The car of grace that set the pace – Vauxhall’s 30-90 celebrates its 100th birthday
The Vauxhall 30-98, Britain’s first 100MPH car, hits 100 years old this year and to commemorate this landmark age a series of special events are planned.
Regarded as one the UK’s first real sports cars, the Vauxhall 30-98 first derived from the Prince Henry model and at its first motorsport outing at the Waddington Fell hill climb 1913, it set the fastest speed. Proving to critics, designers and Vauxhall’s directors, Percy Kidner and Leslie Walton, that the car had a future, production on the car began in earnest and was produced over a 14 year period with almost a third of those vehicles still in existence today!
Returning to where it all began, this May will see 50 of the surviving vehicles repay a visit to the Waddington Fell hill climb where they will attempt the race that cemented Vauxhall’s record. Cars from around the world, such as, the US and Australia, will travel across seas to take part in this momentous celebration.
Originally the car was produced in two types; E-Type and OE-Type, with the OE-Type being produced with more power at 112bhp.
Other events set to take place include the Brooklands Double Twelve in June, Car Fest North at the start of August and Car Fest South at the end.
In 1923 The Autocar publication seized the chance for a test drive of the new faster than anything motor and went on to say ‘Few cars have such graceful lines yet at once suggest unlimited strength allied to speed…and very, very few can take a corner stiffly with absolute certainty as this one can.’
It is understandable why the centenary celebrations of Vauxhall’s 30-98 are regarded as a prestigious as the car set the levels for future engineering and expectations both on and off the racing track.
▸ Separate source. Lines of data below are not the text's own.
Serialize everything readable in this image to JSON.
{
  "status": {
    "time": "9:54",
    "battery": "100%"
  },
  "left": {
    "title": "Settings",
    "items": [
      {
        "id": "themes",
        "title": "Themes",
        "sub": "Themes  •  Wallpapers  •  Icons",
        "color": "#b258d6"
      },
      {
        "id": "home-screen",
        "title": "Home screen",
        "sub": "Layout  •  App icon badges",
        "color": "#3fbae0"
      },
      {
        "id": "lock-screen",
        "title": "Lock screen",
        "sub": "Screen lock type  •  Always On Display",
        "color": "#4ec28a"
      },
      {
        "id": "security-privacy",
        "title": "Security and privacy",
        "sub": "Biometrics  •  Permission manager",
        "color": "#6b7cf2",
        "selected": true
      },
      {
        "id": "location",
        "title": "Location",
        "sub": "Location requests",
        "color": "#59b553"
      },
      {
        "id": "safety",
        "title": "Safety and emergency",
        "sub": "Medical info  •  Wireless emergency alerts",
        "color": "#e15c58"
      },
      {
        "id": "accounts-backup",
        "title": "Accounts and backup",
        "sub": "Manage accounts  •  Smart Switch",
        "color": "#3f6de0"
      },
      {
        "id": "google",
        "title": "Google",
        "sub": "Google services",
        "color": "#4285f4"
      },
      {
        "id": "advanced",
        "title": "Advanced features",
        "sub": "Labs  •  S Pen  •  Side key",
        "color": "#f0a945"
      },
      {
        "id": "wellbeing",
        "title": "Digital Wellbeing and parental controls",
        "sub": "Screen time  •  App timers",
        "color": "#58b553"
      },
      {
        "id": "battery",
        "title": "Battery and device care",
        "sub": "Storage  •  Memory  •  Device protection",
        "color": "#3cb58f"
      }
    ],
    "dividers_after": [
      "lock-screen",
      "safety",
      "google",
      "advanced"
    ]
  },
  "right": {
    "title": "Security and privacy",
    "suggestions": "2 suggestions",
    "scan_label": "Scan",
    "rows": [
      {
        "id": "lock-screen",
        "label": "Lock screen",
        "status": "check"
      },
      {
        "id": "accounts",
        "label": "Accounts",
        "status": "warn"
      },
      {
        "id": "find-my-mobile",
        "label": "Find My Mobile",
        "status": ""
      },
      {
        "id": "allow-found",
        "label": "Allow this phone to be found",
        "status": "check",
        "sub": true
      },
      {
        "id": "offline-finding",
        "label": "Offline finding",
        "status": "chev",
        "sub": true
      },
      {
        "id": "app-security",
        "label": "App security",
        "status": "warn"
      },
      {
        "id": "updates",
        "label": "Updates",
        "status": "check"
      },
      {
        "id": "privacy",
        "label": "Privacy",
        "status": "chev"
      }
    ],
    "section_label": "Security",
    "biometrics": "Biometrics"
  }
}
Tags: Brooklands Double Twelve, Car Fest North, Car Fest South, Leslie Walton, Percy Kidner, Prince Henry, The Autocar, Vauxhall 30-98, Vauxhall 30-98 E-Type, Vauxhall 30-98 OE-Type, Waddington Fell hill climb